## The task
Every record has to be written out exactly, with no line missing.

Stored items from a collection:
------------------------------------

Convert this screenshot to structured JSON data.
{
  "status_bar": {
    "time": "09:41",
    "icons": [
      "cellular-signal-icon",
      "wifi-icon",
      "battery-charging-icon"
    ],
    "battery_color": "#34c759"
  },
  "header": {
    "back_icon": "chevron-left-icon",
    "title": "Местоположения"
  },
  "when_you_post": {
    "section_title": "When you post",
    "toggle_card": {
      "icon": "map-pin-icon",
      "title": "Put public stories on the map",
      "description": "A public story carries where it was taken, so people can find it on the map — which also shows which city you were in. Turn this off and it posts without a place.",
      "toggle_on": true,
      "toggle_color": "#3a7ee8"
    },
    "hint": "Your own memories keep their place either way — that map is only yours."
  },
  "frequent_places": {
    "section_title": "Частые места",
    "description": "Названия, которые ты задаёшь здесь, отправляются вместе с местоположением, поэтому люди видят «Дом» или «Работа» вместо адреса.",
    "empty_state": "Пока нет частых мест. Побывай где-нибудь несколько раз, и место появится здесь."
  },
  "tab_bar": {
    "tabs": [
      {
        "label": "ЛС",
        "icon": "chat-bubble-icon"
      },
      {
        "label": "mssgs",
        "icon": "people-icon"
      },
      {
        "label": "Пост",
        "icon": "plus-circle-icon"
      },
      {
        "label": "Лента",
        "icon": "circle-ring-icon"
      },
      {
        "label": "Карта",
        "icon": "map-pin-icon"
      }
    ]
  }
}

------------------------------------

## Written response
Convert this screenshot to structured JSON data.
{
  "status_bar": {
    "time": "09:41",
    "icons": [
      "cellular-signal-icon",
      "wifi-icon",
      "battery-charging-icon"
    ],
    "battery_color": "#34c759"
  },
  "header": {
    "back_icon": "chevron-left-icon",
    "title": "Местоположения"
  },
  "when_you_post": {
    "section_title": "When you post",
    "toggle_card": {
      "icon": "map-pin-icon",
      "title": "Put public stories on the map",
      "description": "A public story carries where it was taken, so people can find it on the map — which also shows which city you were in. Turn this off and it posts without a place.",
      "toggle_on": true,
      "toggle_color": "#3a7ee8"
    },
    "hint": "Your own memories keep their place either way — that map is only yours."
  },
  "frequent_places": {
    "section_title": "Частые места",
    "description": "Названия, которые ты задаёшь здесь, отправляются вместе с местоположением, поэтому люди видят «Дом» или «Работа» вместо адреса.",
    "empty_state": "Пока нет частых мест. Побывай где-нибудь несколько раз, и место появится здесь."
  },
  "tab_bar": {
    "tabs": [
      {
        "label": "ЛС",
        "icon": "chat-bubble-icon"
      },
      {
        "label": "mssgs",
        "icon": "people-icon"
      },
      {
        "label": "Пост",
        "icon": "plus-circle-icon"
      },
      {
        "label": "Лента",
        "icon": "circle-ring-icon"
      },
      {
        "label": "Карта",
        "icon": "map-pin-icon"
      }
    ]
  }
}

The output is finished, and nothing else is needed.